As time went by, they graduated and moved to the colony of Georgia, where John served as an Anglican missionary and Charles as assistant to the governor. Neither found those positions particularly fulfilling. Then, within days of one another, the brothers received a moment of epiphany. As powerful as the intellect could be in proclaiming the Gospel, so, too, was to be honored the emotional response one may elicit. Thus began this evangelical strain within our tradition.

John was the preacher and Charles the hymn-writer. John believed in the use of lay preachers, sometimes ill-educated, to create a Paul-Peter type of proclamation dualism. While this practice may have caused the Wesley's homiletics professors to shudder, it could be effective. Consider the following anecdote:

The early Methodist meetings were often led by lay preachers with very limited education. On one occasion, such a preacher took as his text Luke 19:21, "Lord, I feared thee, because thou art an austere man." Not knowing the word "austere," he thought that the text spoke of "an oyster man." He spoke about the work of those who retrieve oysters from the sea-bed. The diver plunges down from the surface, cut off from his natural environment, into bone-chilling water. He gropes in the dark, cutting his hands on the sharp edges of the shells. Now he has the oyster, and kicks back up to the surface, up to the warmth and light and air, clutching in his torn and bleeding hands the object of his search. So Christ descended from the glory of heaven into the squalor of earth, into sinful human society, in order to retrieve humans and bring them back up with Him to the glory of heaven, His torn and bleeding hands a sign of the value He has placed on the object of His quest. Twelve men were converted that evening. Afterwards, someone complained to Wesley about the inappropriateness of allowing preachers who were too ignorant to know the meaning of the texts they were preaching on. Wesley, simply said, "Never mind, the Lord got a dozen oysters tonight."*

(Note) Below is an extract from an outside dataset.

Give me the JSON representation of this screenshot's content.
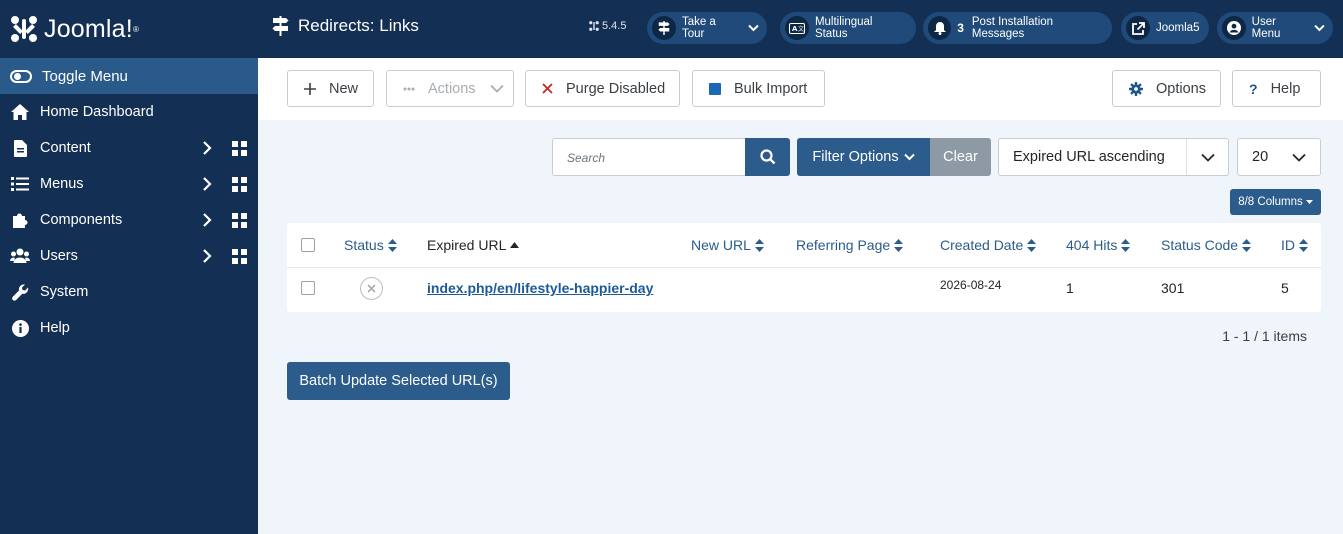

Charles wrote over 600 hymns, including such favorites as "Oh for a thousand tongues to sing".

The Methodist Society was intended to be a part of the Anglican/Episcopal Church as a place for evangelical zeal and teaching. So ill-received was it by the bishops, yet so popular with laity and clergy with common sense, that the Methodist Church eventually developed into it's own denomination.

The lections for today may be found here.

[*from John Wesley's Sermons: An Introduction, by Albert C. Outler.]